PROBLEM REQUIREMENTS: Retype each line below precisely and omit all images.

PROVIDED RECORDS:
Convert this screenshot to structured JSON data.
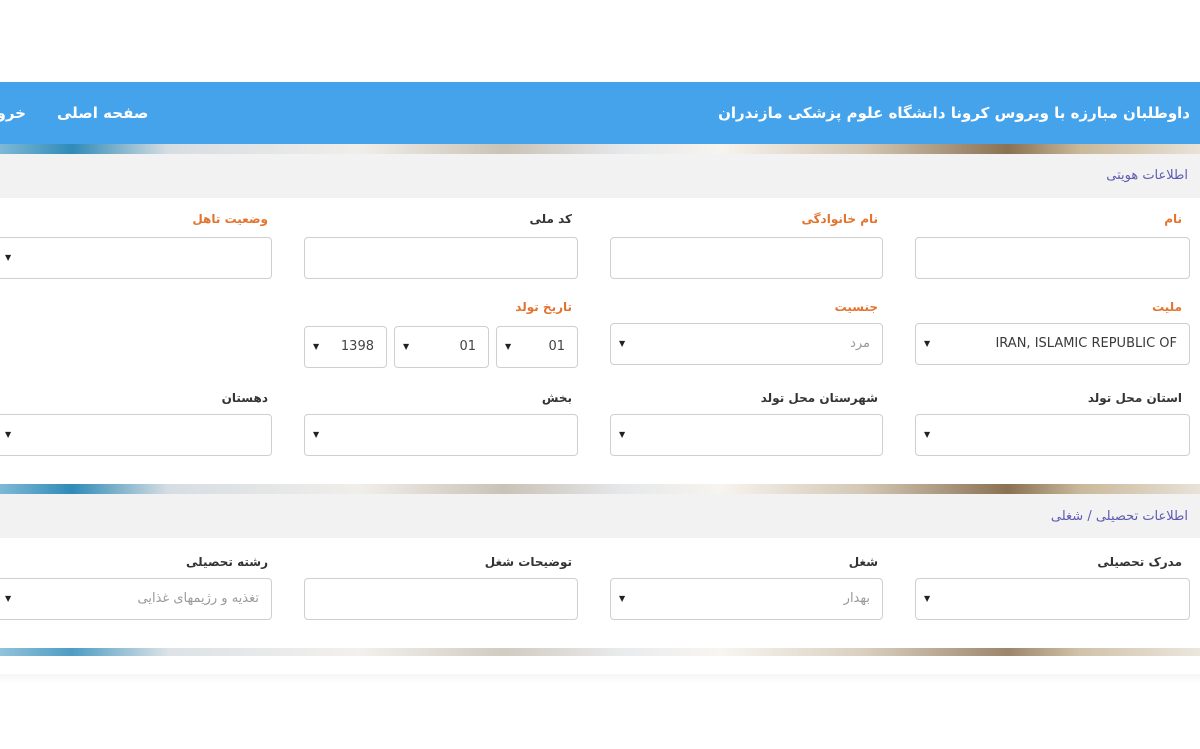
{
  "navbar": {
    "title": "داوطلبان مبارزه با ویروس کرونا دانشگاه علوم پزشکی مازندران",
    "home": "صفحه اصلی",
    "exit": "خروج"
  },
  "sections": {
    "identity": "اطلاعات هویتی",
    "education": "اطلاعات تحصیلی / شغلی"
  },
  "identity": {
    "first_name": {
      "label": "نام",
      "value": ""
    },
    "last_name": {
      "label": "نام خانوادگی",
      "value": ""
    },
    "national_code": {
      "label": "کد ملی",
      "value": ""
    },
    "marital_status": {
      "label": "وضعیت تاهل",
      "value": ""
    },
    "nationality": {
      "label": "ملیت",
      "value": "IRAN, ISLAMIC REPUBLIC OF"
    },
    "gender": {
      "label": "جنسیت",
      "value": "مرد"
    },
    "birth_date": {
      "label": "تاریخ تولد",
      "day": "01",
      "month": "01",
      "year": "1398"
    },
    "birth_province": {
      "label": "استان محل تولد",
      "value": ""
    },
    "birth_city": {
      "label": "شهرستان محل تولد",
      "value": ""
    },
    "district": {
      "label": "بخش",
      "value": ""
    },
    "rural_district": {
      "label": "دهستان",
      "value": ""
    }
  },
  "education": {
    "degree": {
      "label": "مدرک تحصیلی",
      "value": ""
    },
    "job": {
      "label": "شغل",
      "value": "بهدار"
    },
    "job_description": {
      "label": "توضیحات شغل",
      "value": ""
    },
    "field_of_study": {
      "label": "رشته تحصیلی",
      "value": "تغذیه و رژیمهای غذایی"
    }
  },
  "icons": {
    "dropdown": "triangle-down-icon"
  },
  "colors": {
    "navbar": "#45a3ec",
    "required_label": "#e3742f",
    "section_title": "#5d5ab2"
  }
}
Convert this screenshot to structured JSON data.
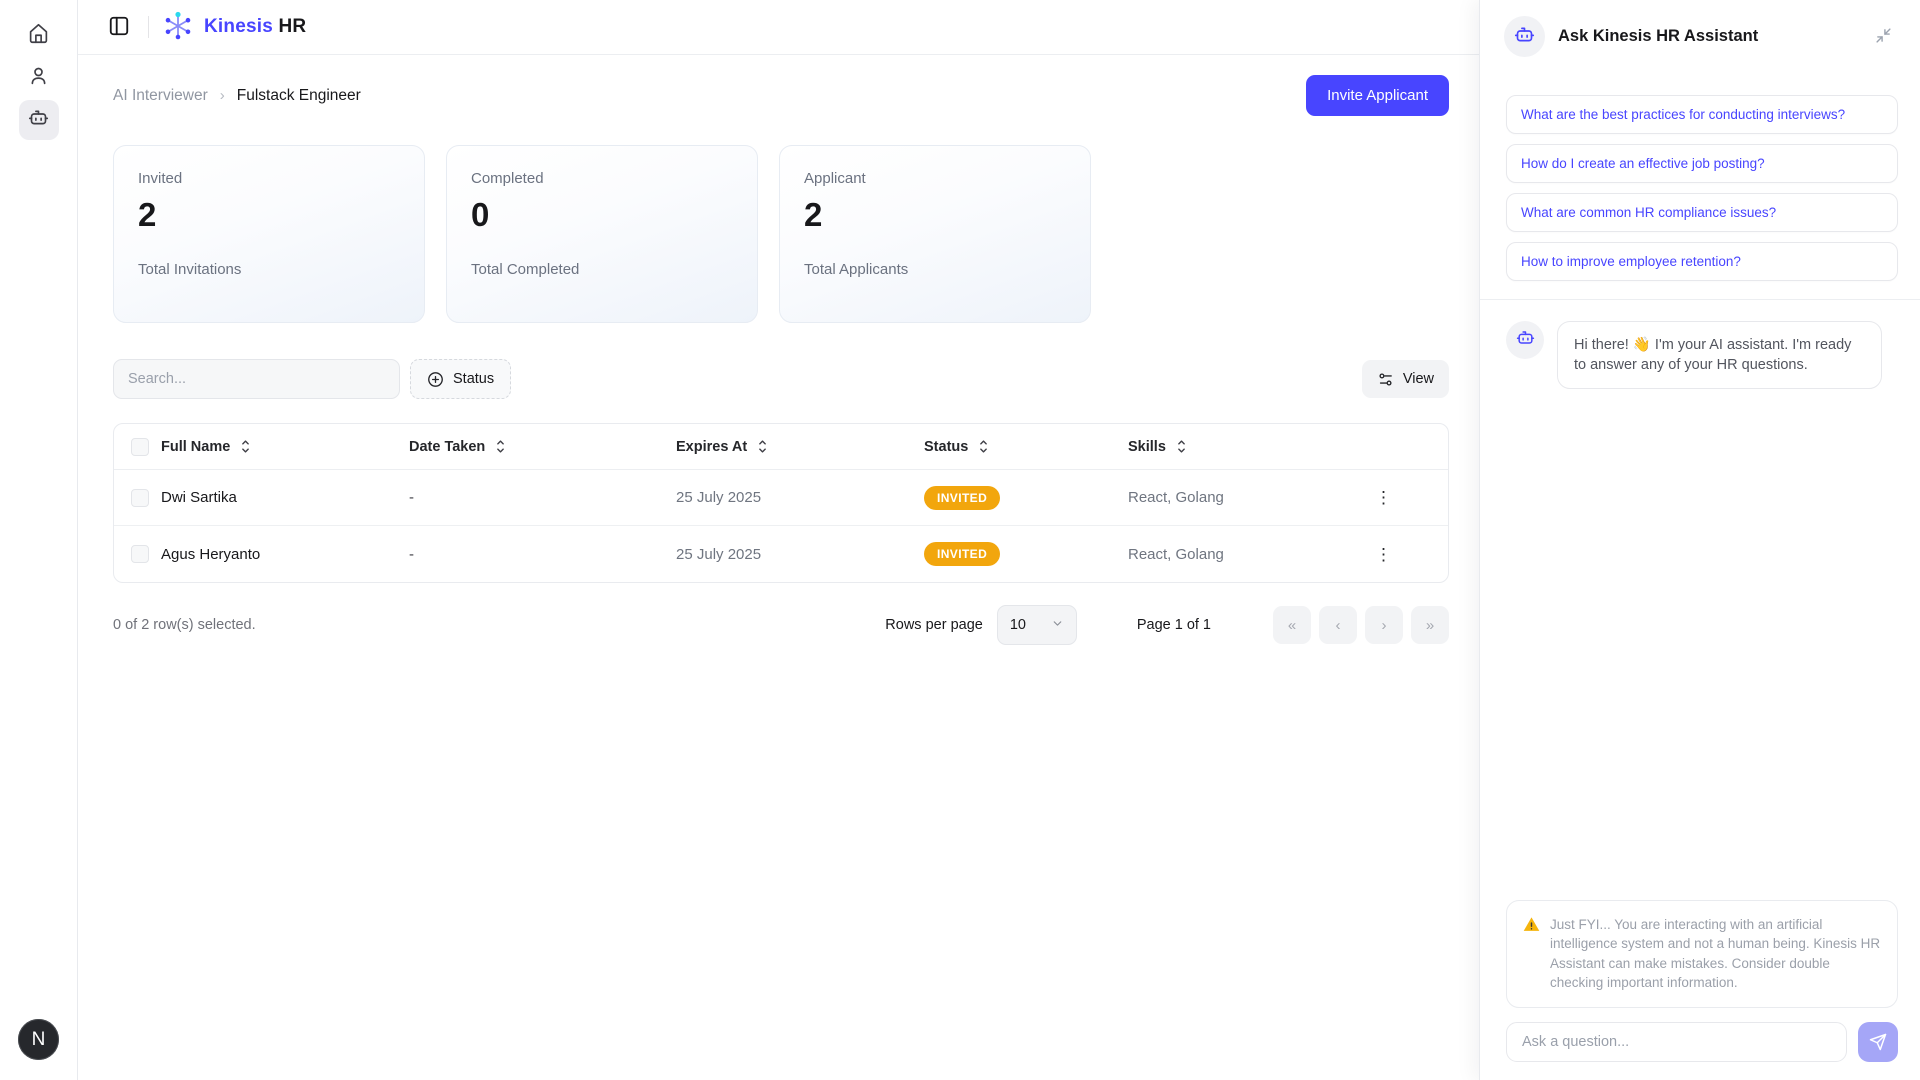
{
  "colors": {
    "brand": "#4845ff",
    "badge": "#f2a60d",
    "logo_accent": "#2bd9ee"
  },
  "sidebar": {
    "items": [
      {
        "name": "home",
        "icon": "home-icon"
      },
      {
        "name": "users",
        "icon": "user-icon"
      },
      {
        "name": "ai-interviewer",
        "icon": "bot-icon",
        "active": true
      }
    ],
    "avatar_label": "N"
  },
  "topbar": {
    "brand_primary": "Kinesis",
    "brand_secondary": "HR"
  },
  "breadcrumb": {
    "parent": "AI Interviewer",
    "separator": "›",
    "current": "Fulstack Engineer"
  },
  "invite_button_label": "Invite Applicant",
  "stats": [
    {
      "label": "Invited",
      "value": "2",
      "sub": "Total Invitations"
    },
    {
      "label": "Completed",
      "value": "0",
      "sub": "Total Completed"
    },
    {
      "label": "Applicant",
      "value": "2",
      "sub": "Total Applicants"
    }
  ],
  "toolbar": {
    "search_placeholder": "Search...",
    "status_label": "Status",
    "view_label": "View"
  },
  "table": {
    "columns": {
      "full_name": "Full Name",
      "date_taken": "Date Taken",
      "expires_at": "Expires At",
      "status": "Status",
      "skills": "Skills"
    },
    "row_menu_glyph": "⋮",
    "rows": [
      {
        "full_name": "Dwi Sartika",
        "date_taken": "-",
        "expires_at": "25 July 2025",
        "status": "INVITED",
        "skills": "React, Golang"
      },
      {
        "full_name": "Agus Heryanto",
        "date_taken": "-",
        "expires_at": "25 July 2025",
        "status": "INVITED",
        "skills": "React, Golang"
      }
    ]
  },
  "pagination": {
    "selection_text": "0 of 2 row(s) selected.",
    "rows_per_page_label": "Rows per page",
    "rows_per_page_value": "10",
    "page_text": "Page 1 of 1",
    "first_glyph": "«",
    "prev_glyph": "‹",
    "next_glyph": "›",
    "last_glyph": "»"
  },
  "assistant": {
    "title": "Ask Kinesis HR Assistant",
    "suggestions": [
      "What are the best practices for conducting interviews?",
      "How do I create an effective job posting?",
      "What are common HR compliance issues?",
      "How to improve employee retention?"
    ],
    "message": "Hi there! 👋 I'm your AI assistant. I'm ready to answer any of your HR questions.",
    "disclaimer": "Just FYI... You are interacting with an artificial intelligence system and not a human being. Kinesis HR Assistant can make mistakes. Consider double checking important information.",
    "input_placeholder": "Ask a question..."
  }
}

EXERCISE SOLUTION:
Convert this screenshot to structured JSON data.
{
  "navbar": {
    "title": "داوطلبان مبارزه با ویروس کرونا دانشگاه علوم پزشکی مازندران",
    "home": "صفحه اصلی",
    "exit": "خروج"
  },
  "sections": {
    "identity": "اطلاعات هویتی",
    "education": "اطلاعات تحصیلی / شغلی"
  },
  "identity": {
    "first_name": {
      "label": "نام",
      "value": ""
    },
    "last_name": {
      "label": "نام خانوادگی",
      "value": ""
    },
    "national_code": {
      "label": "کد ملی",
      "value": ""
    },
    "marital_status": {
      "label": "وضعیت تاهل",
      "value": ""
    },
    "nationality": {
      "label": "ملیت",
      "value": "IRAN, ISLAMIC REPUBLIC OF"
    },
    "gender": {
      "label": "جنسیت",
      "value": "مرد"
    },
    "birth_date": {
      "label": "تاریخ تولد",
      "day": "01",
      "month": "01",
      "year": "1398"
    },
    "birth_province": {
      "label": "استان محل تولد",
      "value": ""
    },
    "birth_city": {
      "label": "شهرستان محل تولد",
      "value": ""
    },
    "district": {
      "label": "بخش",
      "value": ""
    },
    "rural_district": {
      "label": "دهستان",
      "value": ""
    }
  },
  "education": {
    "degree": {
      "label": "مدرک تحصیلی",
      "value": ""
    },
    "job": {
      "label": "شغل",
      "value": "بهدار"
    },
    "job_description": {
      "label": "توضیحات شغل",
      "value": ""
    },
    "field_of_study": {
      "label": "رشته تحصیلی",
      "value": "تغذیه و رژیمهای غذایی"
    }
  },
  "icons": {
    "dropdown": "triangle-down-icon"
  },
  "colors": {
    "navbar": "#45a3ec",
    "required_label": "#e3742f",
    "section_title": "#5d5ab2"
  }
}
Convert this screenshot to structured JSON data.
{
  "colors": {
    "brand": "#4845ff",
    "badge": "#f2a60d",
    "logo_accent": "#2bd9ee"
  },
  "sidebar": {
    "items": [
      {
        "name": "home",
        "icon": "home-icon"
      },
      {
        "name": "users",
        "icon": "user-icon"
      },
      {
        "name": "ai-interviewer",
        "icon": "bot-icon",
        "active": true
      }
    ],
    "avatar_label": "N"
  },
  "topbar": {
    "brand_primary": "Kinesis",
    "brand_secondary": "HR"
  },
  "breadcrumb": {
    "parent": "AI Interviewer",
    "separator": "›",
    "current": "Fulstack Engineer"
  },
  "invite_button_label": "Invite Applicant",
  "stats": [
    {
      "label": "Invited",
      "value": "2",
      "sub": "Total Invitations"
    },
    {
      "label": "Completed",
      "value": "0",
      "sub": "Total Completed"
    },
    {
      "label": "Applicant",
      "value": "2",
      "sub": "Total Applicants"
    }
  ],
  "toolbar": {
    "search_placeholder": "Search...",
    "status_label": "Status",
    "view_label": "View"
  },
  "table": {
    "columns": {
      "full_name": "Full Name",
      "date_taken": "Date Taken",
      "expires_at": "Expires At",
      "status": "Status",
      "skills": "Skills"
    },
    "row_menu_glyph": "⋮",
    "rows": [
      {
        "full_name": "Dwi Sartika",
        "date_taken": "-",
        "expires_at": "25 July 2025",
        "status": "INVITED",
        "skills": "React, Golang"
      },
      {
        "full_name": "Agus Heryanto",
        "date_taken": "-",
        "expires_at": "25 July 2025",
        "status": "INVITED",
        "skills": "React, Golang"
      }
    ]
  },
  "pagination": {
    "selection_text": "0 of 2 row(s) selected.",
    "rows_per_page_label": "Rows per page",
    "rows_per_page_value": "10",
    "page_text": "Page 1 of 1",
    "first_glyph": "«",
    "prev_glyph": "‹",
    "next_glyph": "›",
    "last_glyph": "»"
  },
  "assistant": {
    "title": "Ask Kinesis HR Assistant",
    "suggestions": [
      "What are the best practices for conducting interviews?",
      "How do I create an effective job posting?",
      "What are common HR compliance issues?",
      "How to improve employee retention?"
    ],
    "message": "Hi there! 👋 I'm your AI assistant. I'm ready to answer any of your HR questions.",
    "disclaimer": "Just FYI... You are interacting with an artificial intelligence system and not a human being. Kinesis HR Assistant can make mistakes. Consider double checking important information.",
    "input_placeholder": "Ask a question..."
  }
}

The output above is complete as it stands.